  1. David says:

    How can one write a command to dump all variables for each frame in the stack, where variable is not in a Windows/kernel function, like functions prefixed with "nt!"?

    Basically for example, I would want to dump variables for my (driver) code in the stack only, skipping Windows/kernel related code.

  2. rafarah@microsoft.com says:

    You can create a script that displays just the output of the frames that are not coming from "nt!". A WinDbg script would be complex so PowerDbg is a better alternative for doing that because you can use PowerShell. If you're not in a hurry wait until the new version is released because it's being totally changed.

    Thanks,

    Roberto

  3. richard says:

    below code  I found it can not display the variable correctly.

    #pragma auto_inline(off)

    VOID  ShowMessage(LPCTSTR lpszName)

    {

    TCHAR szMessage[256] = {0};

    swprintf(szMessage, sizeof(szMessage)/sizeof(szMessage[0]),

    _T("You clicked button "%s""), lpszName);

    MessageBox(g_hWndMain, szMessage, szTitle, MB_OK);

    }

    #pragma auto_inline() // returns to previous state

    this is the result, and it can not show szMessage correctly.

    0:000> dv /i /t /V

    prv param  @esi              @esi              wchar_t * lpszName = 0x01384ca8 "Hello World"
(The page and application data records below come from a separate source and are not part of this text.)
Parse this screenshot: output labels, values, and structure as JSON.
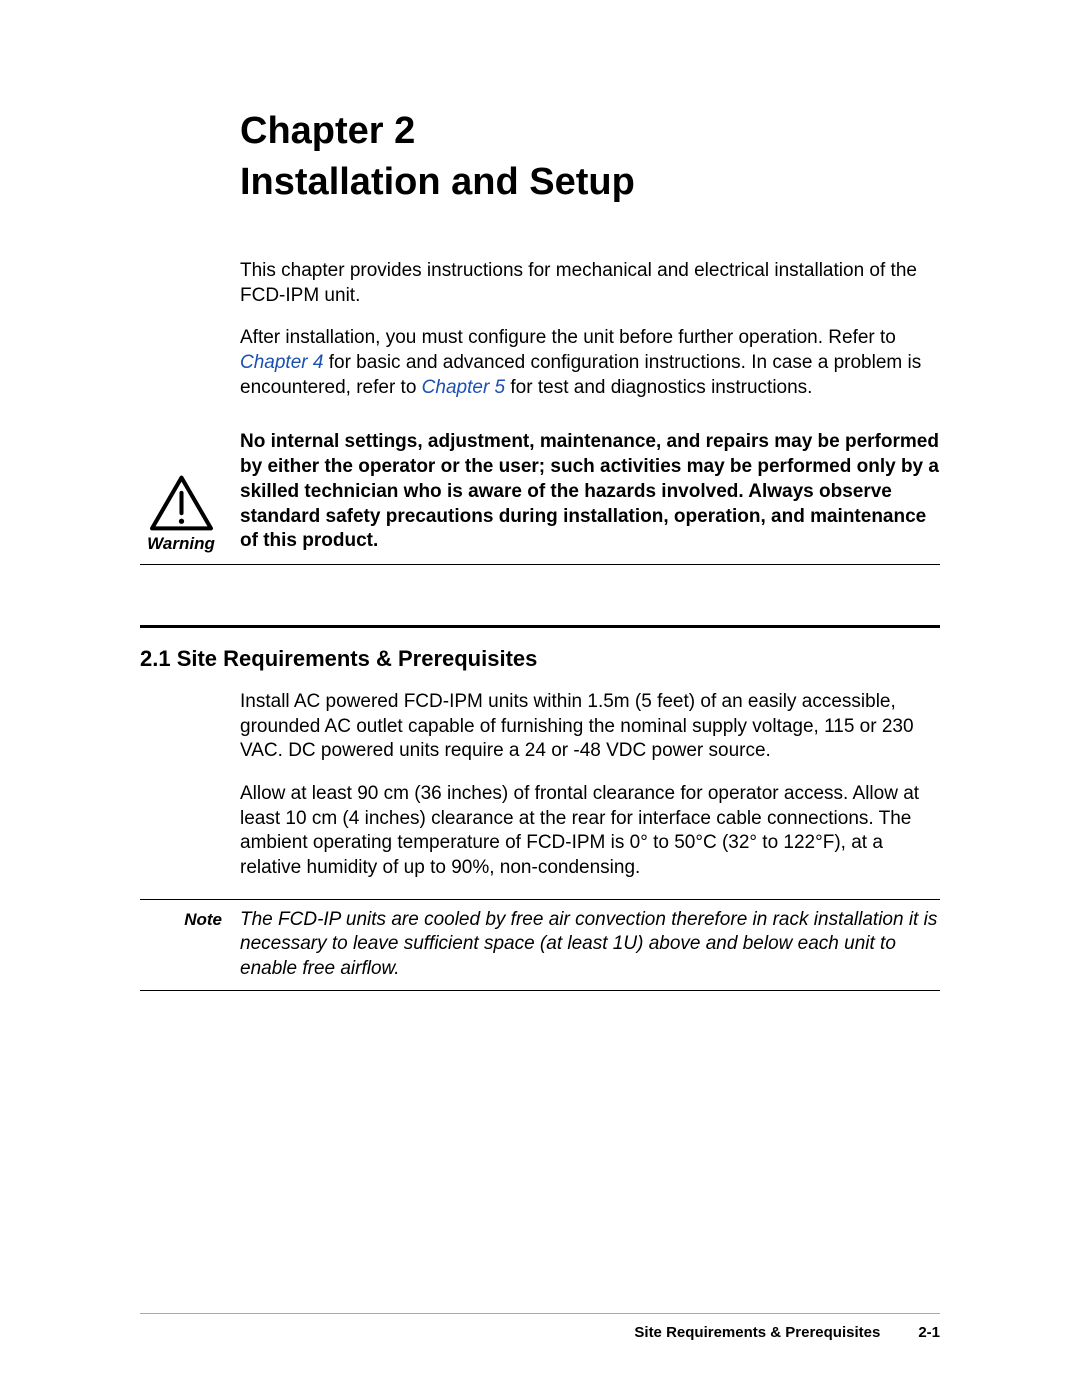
{
  "chapter": {
    "number": "Chapter 2",
    "title": "Installation and Setup"
  },
  "intro": {
    "p1": "This chapter provides instructions for mechanical and electrical installation of the FCD-IPM unit.",
    "p2_a": "After installation, you must configure the unit before further operation. Refer to ",
    "p2_link1": "Chapter 4",
    "p2_b": " for basic and advanced configuration instructions. In case a problem is encountered, refer to ",
    "p2_link2": "Chapter 5",
    "p2_c": " for test and diagnostics instructions."
  },
  "warning": {
    "label": "Warning",
    "text": "No internal settings, adjustment, maintenance, and repairs may be performed by either the operator or the user; such activities may be performed only by a skilled technician who is aware of the hazards involved. Always observe standard safety precautions during installation, operation, and maintenance of this product."
  },
  "section": {
    "heading": "2.1  Site Requirements & Prerequisites",
    "p1": "Install AC powered FCD-IPM units within 1.5m (5 feet) of an easily accessible, grounded AC outlet capable of furnishing the nominal supply voltage, 115 or 230 VAC. DC powered units require a 24 or -48 VDC power source.",
    "p2": "Allow at least 90 cm (36 inches) of frontal clearance for operator access. Allow at least 10 cm (4 inches) clearance at the rear for interface cable connections. The ambient operating temperature of FCD-IPM is 0° to 50°C (32° to 122°F), at a relative humidity of up to 90%, non-condensing."
  },
  "note": {
    "label": "Note",
    "text": "The FCD-IP units are cooled by free air convection therefore in rack installation it is necessary to leave sufficient space (at least 1U) above and below each unit to enable free airflow."
  },
  "footer": {
    "title": "Site Requirements & Prerequisites",
    "page": "2-1"
  }
}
    prv local  0020eeb0          <virtual frame 20f0b4>-0x0204       wchar_t [256] szMessage = wchar_t [256] "???"

    That's why ? is it WinDbg bug?
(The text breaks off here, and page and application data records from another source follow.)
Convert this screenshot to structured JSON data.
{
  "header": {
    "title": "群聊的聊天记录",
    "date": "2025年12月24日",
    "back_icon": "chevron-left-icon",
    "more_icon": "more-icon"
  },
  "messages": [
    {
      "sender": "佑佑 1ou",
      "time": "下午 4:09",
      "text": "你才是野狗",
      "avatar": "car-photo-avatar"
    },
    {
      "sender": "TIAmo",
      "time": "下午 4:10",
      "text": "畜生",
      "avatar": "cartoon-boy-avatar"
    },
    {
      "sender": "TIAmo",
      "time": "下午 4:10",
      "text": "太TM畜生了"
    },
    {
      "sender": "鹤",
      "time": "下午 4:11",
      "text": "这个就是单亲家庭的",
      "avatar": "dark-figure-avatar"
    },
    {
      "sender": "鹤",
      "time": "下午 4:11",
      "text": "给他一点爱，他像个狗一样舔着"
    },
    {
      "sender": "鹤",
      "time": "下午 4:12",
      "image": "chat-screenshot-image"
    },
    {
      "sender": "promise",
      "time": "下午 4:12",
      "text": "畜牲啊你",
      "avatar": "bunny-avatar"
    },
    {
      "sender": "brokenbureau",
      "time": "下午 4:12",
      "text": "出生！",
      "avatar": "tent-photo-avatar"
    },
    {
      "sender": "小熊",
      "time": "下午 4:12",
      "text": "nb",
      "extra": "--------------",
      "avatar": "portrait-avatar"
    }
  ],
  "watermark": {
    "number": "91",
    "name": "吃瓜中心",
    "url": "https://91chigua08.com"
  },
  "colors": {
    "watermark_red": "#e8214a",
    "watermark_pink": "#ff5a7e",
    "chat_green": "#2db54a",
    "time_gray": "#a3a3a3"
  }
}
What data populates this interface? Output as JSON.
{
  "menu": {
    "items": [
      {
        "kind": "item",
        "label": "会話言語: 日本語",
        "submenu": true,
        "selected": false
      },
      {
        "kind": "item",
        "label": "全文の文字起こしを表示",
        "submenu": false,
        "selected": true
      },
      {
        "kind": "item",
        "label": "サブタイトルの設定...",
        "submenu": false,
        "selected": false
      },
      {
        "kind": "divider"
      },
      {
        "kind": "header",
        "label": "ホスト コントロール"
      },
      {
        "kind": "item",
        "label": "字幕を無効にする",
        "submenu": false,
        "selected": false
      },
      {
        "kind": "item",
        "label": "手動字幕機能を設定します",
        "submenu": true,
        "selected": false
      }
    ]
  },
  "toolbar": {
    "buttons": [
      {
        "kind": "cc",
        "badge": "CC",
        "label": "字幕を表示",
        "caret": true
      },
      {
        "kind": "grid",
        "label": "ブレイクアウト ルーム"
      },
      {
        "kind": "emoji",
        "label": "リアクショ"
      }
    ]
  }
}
  4. This happens when WinDbg has problems to identify the local variables because of some sort of code optimization.

    Usually it happens when using a Release version with code optimizations, and usually it doesn't happen when using a Debug version with no optimizations.

    You still can get those values but it'll require more manual work.